Many bacteria and some archaea produce the second messenger cyclic diadenosine monophosphate (c-di-AMP). c-di-AMP controls the uptake of osmolytes in Firmicutes, including the human pathogen Listeria monocytogenes, making it essential for growth. c-di-AMP is known to directly regulate several potassium channels involved in osmolyte transport in species such as Bacillus subtilis and Streptococcus pneumoniae, but whether this same mechanism is involved in L. monocytogenes, or even whether similar ion channels were present, was not known. Here, we have identified and characterized the putative L. monocytogenes' potassium transporters KimA, KtrCD, and KdpABC. We demonstrate that Escherichia coli expressing KimA and KtrCD, but not KdpABC, transport potassium into the cell, and both KimA and KtrCD are inhibited by c-di-AMP in vivo For KimA, c-di-AMP-dependent regulation requires the C-terminal domain. In vitro assays demonstrated that the dinucleotide binds to the cytoplasmic regulatory subunit KtrC and to the KdpD sensor kinase of the KdpDE two-component system, which in Staphylococcus aureus regulates the corresponding KdpABC transporter. Finally, we also show that S. aureus contains a homolog of KimA, which mediates potassium transport. Thus, the c-di-AMP-dependent control of systems involved in potassium homeostasis seems to be conserved in phylogenetically related bacteria. Surprisingly, the growth of an L. monocytogenes mutant lacking the c-di-AMP-synthesizing enzyme cdaA is only weakly inhibited by potassium. Thus, the physiological impact of the c-di-AMP-dependent control of potassium uptake seems to be less pronounced in L. monocytogenes than in other Firmicutes.

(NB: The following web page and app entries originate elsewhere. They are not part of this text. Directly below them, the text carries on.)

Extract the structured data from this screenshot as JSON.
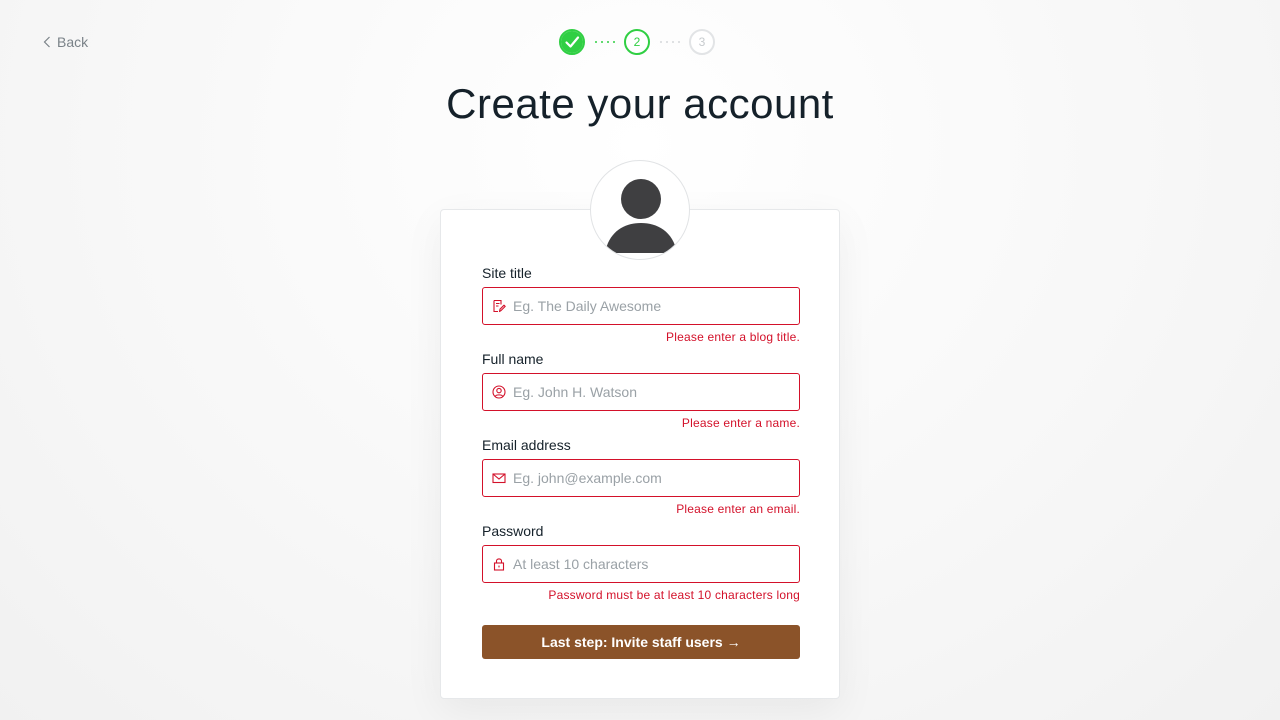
{
  "nav": {
    "back_label": "Back"
  },
  "progress": {
    "steps": [
      {
        "label": "1",
        "state": "complete"
      },
      {
        "label": "2",
        "state": "current"
      },
      {
        "label": "3",
        "state": "upcoming"
      }
    ]
  },
  "page": {
    "title": "Create your account"
  },
  "form": {
    "fields": [
      {
        "label": "Site title",
        "placeholder": "Eg. The Daily Awesome",
        "value": "",
        "error": "Please enter a blog title.",
        "icon": "pencil-note-icon"
      },
      {
        "label": "Full name",
        "placeholder": "Eg. John H. Watson",
        "value": "",
        "error": "Please enter a name.",
        "icon": "user-circle-icon"
      },
      {
        "label": "Email address",
        "placeholder": "Eg. john@example.com",
        "value": "",
        "error": "Please enter an email.",
        "icon": "envelope-icon"
      },
      {
        "label": "Password",
        "placeholder": "At least 10 characters",
        "value": "",
        "error": "Password must be at least 10 characters long",
        "icon": "lock-icon"
      }
    ],
    "submit_label": "Last step: Invite staff users →"
  },
  "colors": {
    "accent_green": "#30cf43",
    "error_red": "#d3112a",
    "button_brown": "#8b5329"
  }
}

Keywords: Escherichia coli (E. coli); Gram-positive bacteria; cyclic diadenosine monophosphate (c-di-AMP); ion transport; osmoadaptation; osmoregulation; osmotic swelling; regulation; second messenger; signal transduction; transporter; turgor.
© 2019 Gibhardt et al.